1) If you create a new system and you want players to buy into it then it has to be better than what they already have. It must have better coaches (by better I mean more suitable to the specific clientele), you must have better sports science support, it must be an environment where the athletes feel that they can work harder/more efficiently than they currently do and where they feel the staff actually care about them as players and people.

2) You cannot order people to move, athletes compete because they want to win an Olympic medal and they train in the place they feel gives them the best chance to do that. Getting a player to move is about negotiation. You have to convince them them the environment you want them in is better for them. If you don’t they might move but they will never fully commit and believe in the system.

3) You have to implement it gradually. If they had created the BPJI and had made is “all singing, all dancing” then they should have worked on convincing junior players (and their parents) that they should go to the BPJI and not one of the other centres. This would have taken two Olympic cycles and would have meant the BPJI would have been the number one centre of excellence for Rio 2016 but at least it would still be there in 2016, it probably won’t be now.

4) Our athletes need some sort of distraction. This might be some sort of part-time job, probably best is education,this could be higher education but could equally be some sort of apprenticeship or internship. This is part of athletes feeling you care about developing them as individuals but it is also about a longer term understanding of developing British judo. When we went to Beijing we took three coaches (arguably the best in the country) who didn’t even have a degree amongst them, they were all ex players. In Germany you’d be hard pushed to get a high performance coaching role without at least a Masters degree, in Russia you would probably need a PhD and this is the same in many countries around the world. Coaching is complex and coaching is a science, it is applied by an artist but it is a science.I am not suggesting our coaches need exceptionally detailed understanding of physiology, Biomechanics, nutrition, performance analysis, psychology etc but they need to be able to understand and discuss this intellectually with the experts in these fields.
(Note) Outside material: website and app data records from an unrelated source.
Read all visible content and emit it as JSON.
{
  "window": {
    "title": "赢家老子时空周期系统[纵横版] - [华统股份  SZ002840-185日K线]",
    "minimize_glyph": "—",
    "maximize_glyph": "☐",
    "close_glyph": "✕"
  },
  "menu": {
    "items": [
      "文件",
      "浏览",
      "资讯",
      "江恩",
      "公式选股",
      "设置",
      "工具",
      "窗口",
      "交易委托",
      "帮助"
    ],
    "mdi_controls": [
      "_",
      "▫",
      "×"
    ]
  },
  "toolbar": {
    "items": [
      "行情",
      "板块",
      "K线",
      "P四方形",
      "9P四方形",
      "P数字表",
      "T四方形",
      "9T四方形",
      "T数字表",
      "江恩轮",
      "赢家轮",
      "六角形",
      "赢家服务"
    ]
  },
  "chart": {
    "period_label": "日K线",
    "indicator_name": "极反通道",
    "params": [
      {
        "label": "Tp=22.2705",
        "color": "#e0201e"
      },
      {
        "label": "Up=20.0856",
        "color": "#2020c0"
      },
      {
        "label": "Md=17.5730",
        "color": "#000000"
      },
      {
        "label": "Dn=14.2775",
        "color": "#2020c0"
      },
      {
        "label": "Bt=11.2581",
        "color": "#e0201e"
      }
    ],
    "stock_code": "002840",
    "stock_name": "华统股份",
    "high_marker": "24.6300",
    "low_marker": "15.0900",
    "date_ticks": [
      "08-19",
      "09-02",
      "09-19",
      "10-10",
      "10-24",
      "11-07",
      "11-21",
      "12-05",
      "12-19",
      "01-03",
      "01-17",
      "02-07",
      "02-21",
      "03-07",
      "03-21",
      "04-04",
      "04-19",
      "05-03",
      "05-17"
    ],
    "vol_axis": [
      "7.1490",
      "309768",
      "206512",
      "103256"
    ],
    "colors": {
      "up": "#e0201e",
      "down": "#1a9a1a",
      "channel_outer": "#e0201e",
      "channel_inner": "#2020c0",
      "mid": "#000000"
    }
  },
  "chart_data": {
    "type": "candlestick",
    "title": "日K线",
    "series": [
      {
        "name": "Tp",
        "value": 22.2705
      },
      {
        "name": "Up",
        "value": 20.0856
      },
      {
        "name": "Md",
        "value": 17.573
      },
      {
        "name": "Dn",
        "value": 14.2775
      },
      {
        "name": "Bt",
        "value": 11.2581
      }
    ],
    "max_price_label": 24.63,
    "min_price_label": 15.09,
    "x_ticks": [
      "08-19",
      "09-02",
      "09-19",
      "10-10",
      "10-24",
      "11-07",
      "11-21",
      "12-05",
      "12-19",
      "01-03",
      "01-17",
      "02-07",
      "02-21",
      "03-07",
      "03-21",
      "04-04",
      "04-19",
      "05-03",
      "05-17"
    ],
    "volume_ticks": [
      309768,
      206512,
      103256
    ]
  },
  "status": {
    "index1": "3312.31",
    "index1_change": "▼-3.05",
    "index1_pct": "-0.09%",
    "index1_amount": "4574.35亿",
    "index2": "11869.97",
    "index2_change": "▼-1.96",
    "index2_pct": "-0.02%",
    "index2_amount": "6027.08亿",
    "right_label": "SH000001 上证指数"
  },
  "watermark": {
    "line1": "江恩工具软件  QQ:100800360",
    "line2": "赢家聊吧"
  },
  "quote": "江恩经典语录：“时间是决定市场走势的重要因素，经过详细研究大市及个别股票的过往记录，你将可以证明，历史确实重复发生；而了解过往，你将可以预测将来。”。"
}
We are likely yo keep employing ex players as coaches so we need to educate them.

5) We must embed research into our high performance programme. Is it okay to spend our £7.5m budget the say so of a performance director or a head coach? £7.5m on spent on opinion! The opinion of 2-5 people! Could you imagine this in the NHS, social work, the military, government etc? No, spending on this level should be based upon research, our players should be prepared using the most up to date research we can generate.

So going back to my original question, is the programme really centralised? Well Ratho is now deemed a centre of excellence or BPJI 2 or whatever it is being called. This came about quite simply because they have the a very high number of the best players in the country and basically they refused to move. We have a large number of players a Camberley, they are forced to attend the BPJI regularly, possibly victims of the proximity to Dartford. There is no doubt in my mind the majority feel they have to do extra hours at Camberley to make up for the time they feel they waste at the BPJI. Then we have Bath, I will discuss coaching philosophy in a later post, but the head coach at Bath and the GB head coach have very opposing philosophies to coaching and this means Bath players are often victims of politics despite being some of the best players in the country.

I had some other things I want to write but this post is getting too long so I will end here, I would like to point out the the BPJI has actually been very good for me personally. I live only 1hr away, I can take players from my club there to train for free, I am sent the program and can turn up whenever I want with my players for a session, I think this is excellent.

Next post I will consider the role of UK sport, transparency and general mood within British Judo.


Filed under Judo, Uncategorized